Most homosexual men know someone who has died or is dying of AIDS. There are approximately forty-five thousand cases in America, most resulting from homosexual encounters. To reassure the general public, health agencies have deluged us with information about "safe sex," which will presumably allow homosexuals and heterosexuals alike to pursue active sexual lives while avoiding the AIDS infection. With a little prudence, even the most promiscuous can feel fairly well protected.

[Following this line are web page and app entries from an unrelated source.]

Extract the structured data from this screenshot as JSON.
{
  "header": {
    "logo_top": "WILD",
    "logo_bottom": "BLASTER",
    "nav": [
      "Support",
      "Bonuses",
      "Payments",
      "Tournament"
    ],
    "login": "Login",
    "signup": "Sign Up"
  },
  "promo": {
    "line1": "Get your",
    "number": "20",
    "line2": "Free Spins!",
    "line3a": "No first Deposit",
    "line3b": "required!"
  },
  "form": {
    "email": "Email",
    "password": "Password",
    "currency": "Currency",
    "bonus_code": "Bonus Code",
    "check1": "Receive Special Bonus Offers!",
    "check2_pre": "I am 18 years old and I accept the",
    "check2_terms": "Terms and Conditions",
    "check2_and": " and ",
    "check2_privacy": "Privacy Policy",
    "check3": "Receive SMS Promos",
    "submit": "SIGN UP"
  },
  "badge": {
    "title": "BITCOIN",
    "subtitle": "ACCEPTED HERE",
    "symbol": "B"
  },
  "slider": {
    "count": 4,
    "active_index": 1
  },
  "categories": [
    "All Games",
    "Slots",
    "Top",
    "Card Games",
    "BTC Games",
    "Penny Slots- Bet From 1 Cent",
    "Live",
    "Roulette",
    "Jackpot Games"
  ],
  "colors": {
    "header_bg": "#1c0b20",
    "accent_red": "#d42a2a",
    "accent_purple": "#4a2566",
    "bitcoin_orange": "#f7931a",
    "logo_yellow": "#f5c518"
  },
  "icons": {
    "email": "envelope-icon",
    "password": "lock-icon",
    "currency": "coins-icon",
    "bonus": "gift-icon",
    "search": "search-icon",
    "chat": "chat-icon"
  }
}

Yet reports are coming from the heart of the gay communities that even this little bit of restraint is too much. Health care officials report that it's still difficult to convince many men to abide by the "safe sex" guidelines or discuss the possibility of infection with potential sex partners. As one homosexual man said, "Sometimes I have several drinks, and then alcohol or desire just takes over. Then I think, 'Oh, God, what have I done?' "

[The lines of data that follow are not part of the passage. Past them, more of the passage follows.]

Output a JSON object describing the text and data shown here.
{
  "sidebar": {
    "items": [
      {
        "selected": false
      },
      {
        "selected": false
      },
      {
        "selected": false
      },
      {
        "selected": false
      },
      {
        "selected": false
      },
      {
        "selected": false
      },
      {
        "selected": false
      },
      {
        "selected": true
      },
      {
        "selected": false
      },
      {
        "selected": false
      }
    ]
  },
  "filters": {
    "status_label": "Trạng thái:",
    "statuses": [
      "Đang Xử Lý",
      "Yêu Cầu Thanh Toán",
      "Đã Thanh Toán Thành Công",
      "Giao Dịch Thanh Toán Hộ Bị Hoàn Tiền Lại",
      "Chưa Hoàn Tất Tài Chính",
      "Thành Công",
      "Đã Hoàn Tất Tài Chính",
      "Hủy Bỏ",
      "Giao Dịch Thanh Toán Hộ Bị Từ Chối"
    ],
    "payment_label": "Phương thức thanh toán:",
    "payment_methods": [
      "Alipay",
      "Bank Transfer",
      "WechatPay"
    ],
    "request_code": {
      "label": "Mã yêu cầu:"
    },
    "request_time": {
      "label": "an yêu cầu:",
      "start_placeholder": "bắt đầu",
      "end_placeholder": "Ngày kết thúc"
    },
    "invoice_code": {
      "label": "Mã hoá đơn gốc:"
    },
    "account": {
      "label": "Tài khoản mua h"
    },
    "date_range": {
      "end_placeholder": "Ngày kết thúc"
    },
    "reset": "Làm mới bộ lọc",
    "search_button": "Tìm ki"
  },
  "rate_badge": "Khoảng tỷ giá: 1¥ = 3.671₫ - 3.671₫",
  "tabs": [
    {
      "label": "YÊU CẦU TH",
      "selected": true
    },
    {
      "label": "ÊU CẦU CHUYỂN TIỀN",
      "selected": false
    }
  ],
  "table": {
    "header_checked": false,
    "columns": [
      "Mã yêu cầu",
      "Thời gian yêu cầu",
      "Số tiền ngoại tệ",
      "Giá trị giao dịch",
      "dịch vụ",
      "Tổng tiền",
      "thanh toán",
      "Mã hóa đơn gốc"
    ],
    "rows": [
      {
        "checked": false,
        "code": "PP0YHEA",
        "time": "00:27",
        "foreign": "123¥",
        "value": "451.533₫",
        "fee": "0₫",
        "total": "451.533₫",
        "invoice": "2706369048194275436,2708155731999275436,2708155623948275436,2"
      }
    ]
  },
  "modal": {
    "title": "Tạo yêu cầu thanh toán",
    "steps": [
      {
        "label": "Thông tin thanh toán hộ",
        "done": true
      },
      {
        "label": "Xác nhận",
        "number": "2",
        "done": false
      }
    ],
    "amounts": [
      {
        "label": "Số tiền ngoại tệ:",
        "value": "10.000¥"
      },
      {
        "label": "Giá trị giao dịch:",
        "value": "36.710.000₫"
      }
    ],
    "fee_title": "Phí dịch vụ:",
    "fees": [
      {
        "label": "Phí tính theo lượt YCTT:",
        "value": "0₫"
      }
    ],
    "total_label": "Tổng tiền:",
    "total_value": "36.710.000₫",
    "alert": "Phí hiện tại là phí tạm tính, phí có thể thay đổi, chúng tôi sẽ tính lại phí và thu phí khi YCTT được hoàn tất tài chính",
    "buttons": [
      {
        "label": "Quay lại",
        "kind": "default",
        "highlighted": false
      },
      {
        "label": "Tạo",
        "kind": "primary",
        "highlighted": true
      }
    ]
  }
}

Another man explains, "I just try to go on with the basic realization that it could happen to me, but I feel it's healthy for me just to go on [having sex]."
Dr. Neil Schram, former chairman of the Los Angeles City-County AIDS Task Force, observes, "There's a tremendous difference between education and behavioral change. Look at cigarette smoking or seat-belt use or drunk driving. People are educated about the dangers of all those things; they just never think it will happen to them. The key word is 'denial.' "
Karen Pataky, a nurse working with AIDS victims, notes, "Nothing is risk-free except abstinence, and that is simply not a viable option for most people."
People often ask us why Krsna conscious devotees consider illicit sex (defined as any sex other than that within marriage and only for procreation) to be irreligious. What's wrong with something that makes people feel good? The answer is illustrated by these men who are unable to curb their sexual appetites even in the face of contracting a deadly disease. When persons, regardless of gender or sexual preference, are so entranced by the pleasure of sex that they are unable to think rationally, then that sex desire is seriously detrimental.
If a person can't resist a few moments of pleasure even when it threatens to ruin his marriage, create unwanted children, or kill him, then surely his intelligence is stunted. Such an unfortunate, unintelligent person becomes a slave to the genitals, just as a junkie becomes hopelessly addicted to the temporary thrill of a drug. Thus the scriptures advocate restraint. Complete celibacy is best. If that is impossible, then one should be married and have sex only to produce good children.
Sexual control is not only beneficial in that one avoids the problems of AIDS or abortion or divorce, but celibacy contributes much to our physical well-being also. Srila Prabhupada, commenting on the Srimad-Bhagavatam (3.26.57), explains:
It is understood herewith that the faculty to discharge semen is the cause of death. Therefore, yogis and transcendentalists who want to live for greater spans of life voluntarily restrain themselves from discharging semen. The more one can restrain the discharge of semen, the more one can be aloof from the problem of death. There are many yogisliving up to three hundred or seven hundred years by this process, and in the Bhagavatam it is clearly stated that discharging semen is the cause of horrible death. The more one is addicted to sexual enjoyment, the more susceptible he is to a quick death.
To appreciate the beauty of celibacy requires a higher vision, a vision rarely promoted in this world. People are woefully shortsighted; thus so many tragedies seem unavoidable because sense control appears impossible.
But by following the spiritual practices recommended in this age, especially the chanting of the Hare Krsna maha-mantra, the members of the Krsna consciousness movement are able to refrain from illicit sex, thus protecting themselves from its adverse reactions.
In today's society, on the other hand, people lack spiritual training and often act on instinct, like animals, seeking quick pleasure. Says Dr. Schram, "It can take years to develop AIDS, and in the meantime people look and feel healthy. It's not like being able to see a tangible result of your actions the next morning." And because people are unable to perceive the horrific results of their sinful acts, thousands more will die of this disease called AIDS.